Evangelism as Firestarter
You may be thinking Well, my teenagers aren’t ready for that step. That’s because we have a twisted process of discipleship. We think of evangelism as an outcome, but Jesus thought of it as a trigger. If evangelism is an outcome, then after a certain amount of church attendance, Bible study, and prayer, our teenagers should be ready to evangelize. Well, how’s that worked out for the adults in our churches? The average adult has attended hours and hours of sermons and classes and rarely or never share their faith!When a teenager is put in a position of sharing their faith with their friends, everything changes. They gain purpose and grow hungry for spiritual truth that can reach into the lives of their lost and hurting friends! Click To Tweet
Jesus turned this model upside down by putting His disciples in dangerous situations. He challenged them. He pushed them. He coached them, and He trained them along the way. Think of it this way: Say your church leadership decided they want you to sit through a mandatory six-week, twelve-hour-a-day bomb-defusing class. You don’t have to pass it. You just have to sit through it. Do you think you’d be bored after a half-hour? But what if you were told that after the class was over you were going to Afghanistan to defuse bombs?
We’re forcing our teenagers to sit through what feels to them like a twelve-hour-a-day, boring, bomb-defusing class, but never deploying them to Afghanistan! What is “Afghanistan” for them? It’s sharing their faith in their schools, or on Instagram or Snapchat.
Try This! ❯
Challenge your students during youth group this week to start praying for one friend who needs Jesus.
Our teens are hungry for purpose and meaning in their lives. Let’s give them a cause to live for—THE Cause of telling others about the salvation Christ offers. Jesus made spreading His message a centerpiece of His discipleship strategy. You can too. Light a fire under your apathetic teenagers by making evangelism a centerpiece of your discipleship strategy.
What Can You Do?
What can you do to get started? Here are a few ideas to help you increasingly prioritize the advancement of the Gospel in your youth ministry:
- Set yourself ablaze! Are you on fire for evangelism? Are you burning to reach the lost? Do your teenagers see it in your life? Identify one person you haven’t shared the Gospel with yet, and determine to begin the conversation this week. Then tell your students about your efforts.
- Read or reread Gospelize Your Youth Ministry. If you don’t already have a copy of this handbook for how to build a Gospel Advancing ministry, get your free digital copy of the book here.
- Be persistent. Tie evangelism into as many talks as you can. Have your teens identify everyone in their circle of friends who needs to hear the Gospel. Then hold them accountable and ask them to do the same with you.

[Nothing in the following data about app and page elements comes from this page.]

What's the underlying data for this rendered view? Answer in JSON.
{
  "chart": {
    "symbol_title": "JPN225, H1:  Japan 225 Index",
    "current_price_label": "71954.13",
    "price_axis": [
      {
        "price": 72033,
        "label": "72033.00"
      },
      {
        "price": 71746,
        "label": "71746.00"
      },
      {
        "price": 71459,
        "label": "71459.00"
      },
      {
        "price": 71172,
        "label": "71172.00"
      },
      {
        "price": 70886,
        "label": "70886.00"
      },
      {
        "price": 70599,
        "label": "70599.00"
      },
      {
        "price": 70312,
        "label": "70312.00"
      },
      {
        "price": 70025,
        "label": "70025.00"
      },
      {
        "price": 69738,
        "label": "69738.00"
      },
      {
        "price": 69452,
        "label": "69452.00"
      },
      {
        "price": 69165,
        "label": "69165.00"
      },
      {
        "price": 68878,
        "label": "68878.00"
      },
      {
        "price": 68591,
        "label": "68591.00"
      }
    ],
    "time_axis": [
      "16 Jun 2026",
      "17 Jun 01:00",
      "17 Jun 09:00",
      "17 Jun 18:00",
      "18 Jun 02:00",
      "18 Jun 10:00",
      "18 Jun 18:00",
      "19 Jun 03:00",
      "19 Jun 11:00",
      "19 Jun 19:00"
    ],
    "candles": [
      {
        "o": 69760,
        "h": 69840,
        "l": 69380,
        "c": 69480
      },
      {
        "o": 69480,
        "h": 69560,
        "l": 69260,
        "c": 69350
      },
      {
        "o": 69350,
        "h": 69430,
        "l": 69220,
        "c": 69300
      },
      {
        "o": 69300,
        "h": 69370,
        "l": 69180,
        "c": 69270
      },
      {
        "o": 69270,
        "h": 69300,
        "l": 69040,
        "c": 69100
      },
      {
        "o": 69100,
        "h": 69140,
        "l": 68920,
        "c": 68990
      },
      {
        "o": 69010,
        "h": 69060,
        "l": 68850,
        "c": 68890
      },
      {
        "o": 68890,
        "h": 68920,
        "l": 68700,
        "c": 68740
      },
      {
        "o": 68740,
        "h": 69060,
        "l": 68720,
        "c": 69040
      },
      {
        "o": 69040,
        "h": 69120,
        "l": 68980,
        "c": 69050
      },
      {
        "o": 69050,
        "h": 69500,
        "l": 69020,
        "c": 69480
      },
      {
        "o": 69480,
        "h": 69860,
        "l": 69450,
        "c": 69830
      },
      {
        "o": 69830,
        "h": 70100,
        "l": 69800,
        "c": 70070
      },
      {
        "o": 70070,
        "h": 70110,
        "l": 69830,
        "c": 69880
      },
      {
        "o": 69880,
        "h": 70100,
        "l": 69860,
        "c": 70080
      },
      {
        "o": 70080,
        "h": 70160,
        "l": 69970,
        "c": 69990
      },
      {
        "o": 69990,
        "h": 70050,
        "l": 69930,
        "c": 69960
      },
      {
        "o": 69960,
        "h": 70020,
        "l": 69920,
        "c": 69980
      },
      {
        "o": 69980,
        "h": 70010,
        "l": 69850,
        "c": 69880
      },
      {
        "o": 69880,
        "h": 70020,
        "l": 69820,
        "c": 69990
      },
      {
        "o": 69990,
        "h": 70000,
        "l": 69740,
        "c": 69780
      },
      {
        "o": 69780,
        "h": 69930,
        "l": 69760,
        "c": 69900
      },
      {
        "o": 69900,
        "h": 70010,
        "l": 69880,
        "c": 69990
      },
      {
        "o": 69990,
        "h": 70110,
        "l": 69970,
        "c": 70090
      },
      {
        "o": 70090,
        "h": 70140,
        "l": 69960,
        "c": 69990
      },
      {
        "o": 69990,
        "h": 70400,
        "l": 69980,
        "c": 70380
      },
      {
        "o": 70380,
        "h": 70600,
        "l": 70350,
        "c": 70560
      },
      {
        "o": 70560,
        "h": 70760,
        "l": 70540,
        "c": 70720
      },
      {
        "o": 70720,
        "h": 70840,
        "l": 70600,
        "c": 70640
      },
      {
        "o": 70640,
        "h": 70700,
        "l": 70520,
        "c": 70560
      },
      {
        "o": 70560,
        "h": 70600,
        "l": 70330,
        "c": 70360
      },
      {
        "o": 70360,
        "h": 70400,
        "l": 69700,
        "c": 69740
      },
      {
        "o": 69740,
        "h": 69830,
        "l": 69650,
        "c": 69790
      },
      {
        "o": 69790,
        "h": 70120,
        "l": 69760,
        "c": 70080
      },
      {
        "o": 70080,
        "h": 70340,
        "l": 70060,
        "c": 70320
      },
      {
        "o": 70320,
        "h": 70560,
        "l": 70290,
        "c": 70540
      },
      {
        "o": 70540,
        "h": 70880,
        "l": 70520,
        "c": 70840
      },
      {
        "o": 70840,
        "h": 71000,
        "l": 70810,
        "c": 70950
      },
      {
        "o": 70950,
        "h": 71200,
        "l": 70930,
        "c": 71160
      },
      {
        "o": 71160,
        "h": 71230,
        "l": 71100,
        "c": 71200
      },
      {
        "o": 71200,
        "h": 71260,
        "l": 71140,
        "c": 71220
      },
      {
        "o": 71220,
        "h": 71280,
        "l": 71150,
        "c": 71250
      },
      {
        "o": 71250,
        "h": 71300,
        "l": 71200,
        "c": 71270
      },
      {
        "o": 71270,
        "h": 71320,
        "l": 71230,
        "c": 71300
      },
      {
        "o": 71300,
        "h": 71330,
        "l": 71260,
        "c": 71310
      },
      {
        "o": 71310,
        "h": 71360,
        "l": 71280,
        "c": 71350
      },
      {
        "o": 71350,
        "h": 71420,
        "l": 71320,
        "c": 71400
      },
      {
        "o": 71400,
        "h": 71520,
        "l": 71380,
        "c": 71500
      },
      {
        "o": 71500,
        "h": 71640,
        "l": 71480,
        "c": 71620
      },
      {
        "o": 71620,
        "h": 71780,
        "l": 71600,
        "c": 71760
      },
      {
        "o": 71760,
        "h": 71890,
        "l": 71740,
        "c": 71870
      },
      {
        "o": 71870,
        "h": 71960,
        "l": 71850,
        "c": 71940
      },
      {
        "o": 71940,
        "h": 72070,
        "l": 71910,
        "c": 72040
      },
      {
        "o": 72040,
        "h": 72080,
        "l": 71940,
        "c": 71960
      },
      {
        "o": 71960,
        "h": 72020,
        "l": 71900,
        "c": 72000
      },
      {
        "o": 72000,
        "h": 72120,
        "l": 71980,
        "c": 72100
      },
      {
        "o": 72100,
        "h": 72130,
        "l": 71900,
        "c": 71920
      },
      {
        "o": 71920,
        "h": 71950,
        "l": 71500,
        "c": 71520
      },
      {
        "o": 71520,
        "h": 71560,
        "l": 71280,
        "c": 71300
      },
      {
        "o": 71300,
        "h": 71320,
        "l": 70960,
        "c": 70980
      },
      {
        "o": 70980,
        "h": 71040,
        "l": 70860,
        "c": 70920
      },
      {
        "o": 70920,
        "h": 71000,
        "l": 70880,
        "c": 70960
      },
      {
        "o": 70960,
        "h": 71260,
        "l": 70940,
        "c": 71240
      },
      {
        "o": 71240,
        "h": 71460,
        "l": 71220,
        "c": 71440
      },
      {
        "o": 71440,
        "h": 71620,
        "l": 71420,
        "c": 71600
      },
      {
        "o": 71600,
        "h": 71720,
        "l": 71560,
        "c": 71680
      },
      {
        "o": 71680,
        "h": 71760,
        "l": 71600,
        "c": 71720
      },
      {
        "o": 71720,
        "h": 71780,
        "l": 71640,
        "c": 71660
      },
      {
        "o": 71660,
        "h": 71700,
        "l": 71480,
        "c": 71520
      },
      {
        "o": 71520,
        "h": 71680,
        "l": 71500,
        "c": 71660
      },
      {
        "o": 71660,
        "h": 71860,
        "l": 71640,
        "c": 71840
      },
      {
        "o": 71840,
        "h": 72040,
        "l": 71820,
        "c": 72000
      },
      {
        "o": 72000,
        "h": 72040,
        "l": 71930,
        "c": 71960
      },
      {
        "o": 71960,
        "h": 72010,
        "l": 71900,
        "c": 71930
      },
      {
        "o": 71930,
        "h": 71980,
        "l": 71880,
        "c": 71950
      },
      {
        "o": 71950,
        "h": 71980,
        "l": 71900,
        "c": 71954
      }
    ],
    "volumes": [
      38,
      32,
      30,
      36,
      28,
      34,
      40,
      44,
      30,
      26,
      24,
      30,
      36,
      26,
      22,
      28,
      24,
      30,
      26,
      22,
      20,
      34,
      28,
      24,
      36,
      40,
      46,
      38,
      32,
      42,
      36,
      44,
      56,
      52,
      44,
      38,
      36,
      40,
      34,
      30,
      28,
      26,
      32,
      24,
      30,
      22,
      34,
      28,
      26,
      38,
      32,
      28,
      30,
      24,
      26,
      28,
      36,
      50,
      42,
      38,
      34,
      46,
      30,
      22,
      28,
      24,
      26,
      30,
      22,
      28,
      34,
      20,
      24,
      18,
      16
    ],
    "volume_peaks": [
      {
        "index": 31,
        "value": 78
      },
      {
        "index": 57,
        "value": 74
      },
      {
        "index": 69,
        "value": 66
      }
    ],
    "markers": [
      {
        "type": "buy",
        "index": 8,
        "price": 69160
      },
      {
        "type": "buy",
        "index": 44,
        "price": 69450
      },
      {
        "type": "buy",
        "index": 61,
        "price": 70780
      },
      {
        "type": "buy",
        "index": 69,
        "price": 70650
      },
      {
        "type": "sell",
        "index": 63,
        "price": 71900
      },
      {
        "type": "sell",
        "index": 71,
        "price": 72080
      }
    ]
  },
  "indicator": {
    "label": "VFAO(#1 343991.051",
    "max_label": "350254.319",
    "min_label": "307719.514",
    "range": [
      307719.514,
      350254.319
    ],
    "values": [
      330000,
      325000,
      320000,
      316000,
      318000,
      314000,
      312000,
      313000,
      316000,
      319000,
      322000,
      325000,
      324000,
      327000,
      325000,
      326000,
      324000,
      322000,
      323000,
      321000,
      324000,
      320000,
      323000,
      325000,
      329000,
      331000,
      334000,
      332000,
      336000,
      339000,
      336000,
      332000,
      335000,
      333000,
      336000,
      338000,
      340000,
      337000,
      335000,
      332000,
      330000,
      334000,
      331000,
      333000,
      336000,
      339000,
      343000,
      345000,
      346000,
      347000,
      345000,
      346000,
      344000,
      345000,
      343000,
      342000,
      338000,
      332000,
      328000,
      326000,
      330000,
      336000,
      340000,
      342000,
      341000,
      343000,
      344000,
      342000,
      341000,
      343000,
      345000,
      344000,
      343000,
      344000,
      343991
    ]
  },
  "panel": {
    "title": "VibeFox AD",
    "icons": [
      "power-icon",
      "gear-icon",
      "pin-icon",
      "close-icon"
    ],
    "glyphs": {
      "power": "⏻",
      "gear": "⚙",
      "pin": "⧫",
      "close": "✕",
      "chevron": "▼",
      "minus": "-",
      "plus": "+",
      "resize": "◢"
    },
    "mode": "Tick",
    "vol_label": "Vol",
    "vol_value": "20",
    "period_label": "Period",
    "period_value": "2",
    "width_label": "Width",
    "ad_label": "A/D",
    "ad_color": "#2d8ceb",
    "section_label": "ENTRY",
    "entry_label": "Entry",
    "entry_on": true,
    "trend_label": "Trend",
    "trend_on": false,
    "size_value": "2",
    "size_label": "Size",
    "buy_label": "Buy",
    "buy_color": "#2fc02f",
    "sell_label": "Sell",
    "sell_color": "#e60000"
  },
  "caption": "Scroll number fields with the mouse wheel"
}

- Take 5 for THE Cause of evangelism. Set aside five minutes in every youth group meeting to make evangelism a priority. Spend a couple minutes having one teen share a story of what they’re doing to reach their friends, whether their story is good, bad, or ugly. Then challenge the other teens in your group to share their faith too. Invest a couple minutes each meeting to give the Gospel and invite students to put their faith and trust in Jesus.
- Pray for the lost! Set aside a few minutes each week to pray for friends who don’t know Jesus.
Isn’t it interesting that Jesus had His group of followers with Him for about three-and-a-half years, pretty much the same amount of time the average youth leader has their teenagers from 9th to 12th grade?
Let’s use those years to ignite a passion for Christ and His cause.